Premiums increased significantly faster than workers’ wages (2.1 percent) and general inflation (3.2 percent). Since 2001, family premiums have increased 113 percent, compared with 34 percent for workers’ wages and 27 percent for inflation.
"This year’s nine percent increase in premiums is especially painful for workers and employers struggling through a weak recovery," Kaiser President and CEO Drew Altman, Ph.D. said.
Human resources. Personnel. Staff. No matter the word chosen to describe them, employees are the cornerstone of any successful business. Unfortunately, they are often the cause of some of the greatest challenges that businesses face. Large companies and government agencies employ individuals and sometimes entire departments to manage HR issues. But what about small and medium size businesses? Where do they go for answers when HR issues and challenges arise with their employees?
Although most personnel matters are fairly routine and manageable, many small business owners fail to understand that they can result in significant costs to an organization, in time, in money and, often, in reputation. How significant? A recent survey conducted by Jury Verdict Research pegged the median award in 2009 for all employment-related claims at $326,640. Another recent study conducted by UCLA-RAND Center for Law and Public Policy reported that a California employment discrimination claim that goes to summary judgment costs an employer about $75,000, an amount most small employers can hardly afford and some can't survive.
On Wednesday of this week, the Internal Revenue Service (IRS) launched a new program that gives companies which have been misclassifying employees as independent contractors the chance to voluntarily reclassify their workers. This program offers employers the opportunity to get into compliance by making a small payment to cover past payroll tax obligations rather than waiting for an IRS audit.
“This settlement program provides certainty and relief to employers in an important area,” said IRS Commissioner Doug Shulman. “This is part of a wider effort to help taxpayers and businesses to help give them a fresh start with their tax obligations.”
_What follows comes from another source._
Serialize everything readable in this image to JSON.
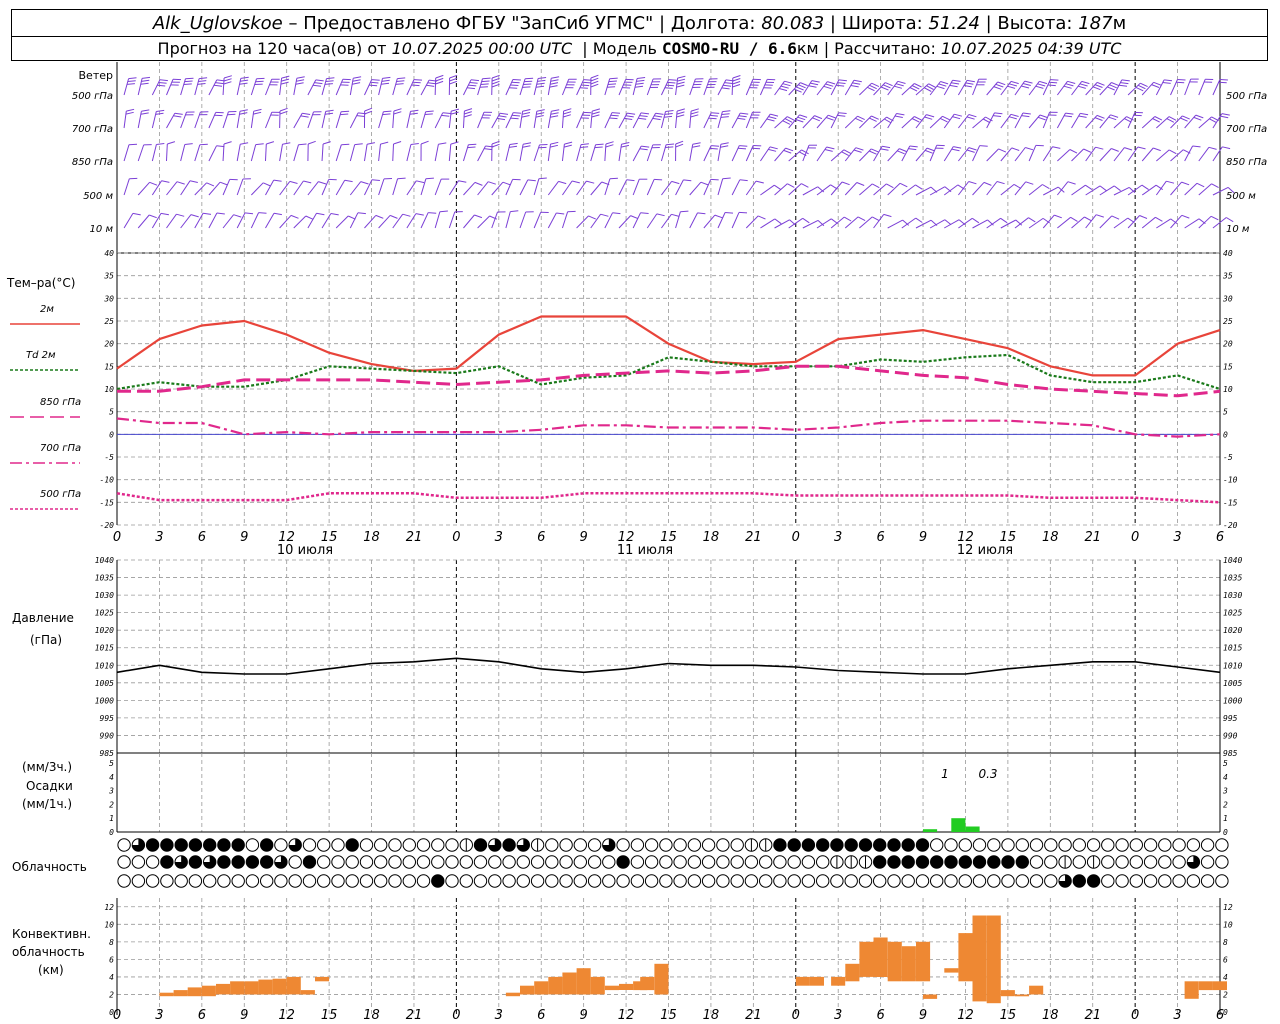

The Internal Revenue Service (IRS) has issued guidance designed to clarify the tax treatment of employer-provided cell phones. Under the new guidance, where employers provide cell phones to their employees or where employers reimburse employees for business use of their personal cell phones, tax-free treatment is available without burdensome recordkeeping requirements. The guidance does not apply to the provision of cell phones or reimbursement for cell-phone use that is not primarily business-related, as such arrangements are generally taxable.
The guidance relates to a provision in the Small Business Jobs Act of 2010, enacted last fall, that removed cell phones from the definition of listed property, a category under tax law that normally requires additional recordkeeping by taxpayers.
A 3.1 percent reduction in the Social Security tax for employers on the first $5 million of wages paid and a full employer Social Security tax credit for increasing wages year-to-year are among the key provisions of a proposal by President Obama to create more jobs and stimulate the economy.
The proposal, presented September 12 to Congress as the American Jobs Act, also calls for a further reduction in the employee portion of Social Security to 3.1 percent, an extension of unemployment insurance, and tax credits for hiring long-term unemployed workers, including injured veterans.